WASHINGTON, D.C., January 20, 2012 - On the second anniversary of the landmark Supreme Court decision Citizens United v. Federal Elections Commission, which allowed corporations and labor unions to spend unlimited sums on independent political expenditures, Rabbi David Saperstein, Director of the Religious Action Center of Reform Judaism, issued the following statement:
Two years ago, the U.S. Supreme Court's decision in Citizens United v. FEC overturned 63 years of precedent, allowing corporations and labor unions to spend unlimited sums on independent political expenditures. Today, as the country becomes increasingly absorbed in the first presidential election since the landmark decision, Americans are seeing the real impact of Citizens United, most notably in the creation and proliferation of Super PACs. Overwhelmingly funded by significant corporate money, Super PACs have flooded television and radio airwaves with negative attack ads, wielding a disproportionate influence in the upcoming elections and distracting candidates and voters from discussing substantive issues.
When money takes precedence over policy, passion, and intellect in an election, we fail to address the needs of our communities and our nation. Jewish tradition is emphatic about the conflicts that arise when mixing money and politics. We read in the Torah, "You shall not judge unfairly: you shall know no partiality; you shall not take bribes, for bribes blind the eyes of the discerning and upset the plea of the just" (Deuteronomy 16:19).

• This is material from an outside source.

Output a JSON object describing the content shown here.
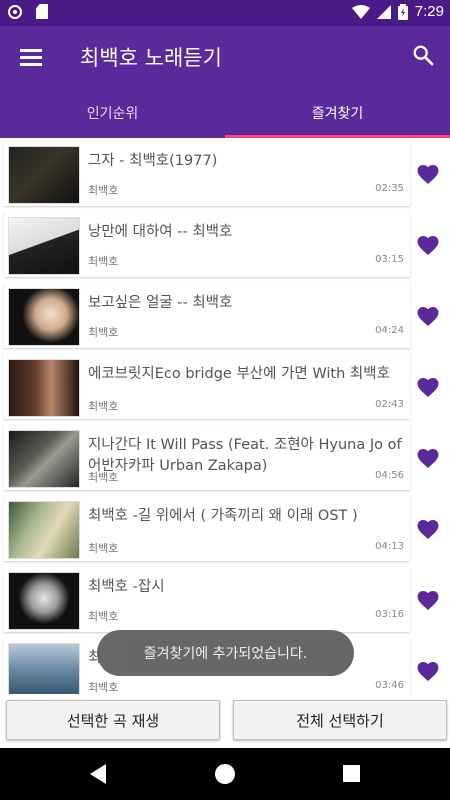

On this anniversary of Citizens United, we reaffirm our strong support for federal, local, and state initiatives that minimize the corrosive influence of money in politics. We call on Congress to correct the damage wrought by the decision, specifically by making public funds available to candidates for Congressional office to counteract the increasing influence of corporate money in these elections.